When someone is involved in an accident or foul play and their body is either missing or has not been identified, family members are often held captive in both a legal and emotional limbo. The family can't file for insurance benefits, the spouse can't remarry and the debts to the family keep piling up. Forensic dentistry or forensic odontology as it is formally called can help the victims' families both emotionally and financially.
Although the bulk of forensic odontology involves identifying accident or crime victims, some forensic dentists help in malpractice or insurance fraud cases. They often are asked to help investigate and testify in domestic violence, child abuse and assault cases. In addition, they may work with other health professionals to present educational programs on how to recognize patients who may be victims of crime or abuse and what to do when they see this kind of case.
Despite the fact that identifying the dead through dental remains can be documented as far back as 45-70 Ad in Rome, forensic odontology is not currently a recognized specialty in organized dentistry. However, in an effort to identify and network with experienced forensic specialists, standardize education, provide certification and keep abreast of technological advancements, the American Board of Forensic Odontology (ABFO) was established in 1976.
This kind of work can take a terrible emotional toll especially in those cases involving children. It can also be dangerous. According to Illinois forensic dentist, Dr. Edward Paulik, " In working with homicide cases, I have had a number of death threats. Some of the people who are novices are unaware that if they get called into a high profile homicide case or if they are testifying against … a gang or drug runners, they're testifying against people who may be revengeful…".

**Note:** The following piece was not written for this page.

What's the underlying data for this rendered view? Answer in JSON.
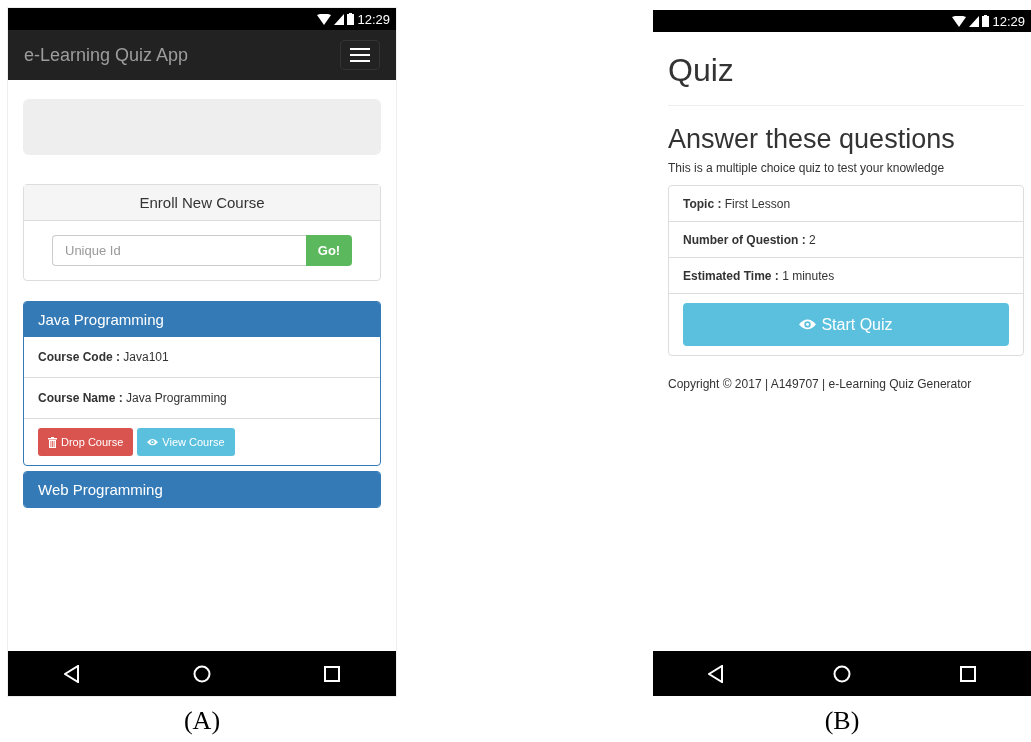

On the upside, the reward of providing emotional closure and financial relief to victims families and the ability to help victims of abuse and crimes are just a few of the reasons forensic dentists site for choosing to practice in this often unheard of area of dentistry.As Illinois dental news writer Tara McAndrew states, "In an ideal world there would be no need for forensic dentists," since that is obviously not the case we are grateful to those people who choose to help these victims and their families reclaim their lives.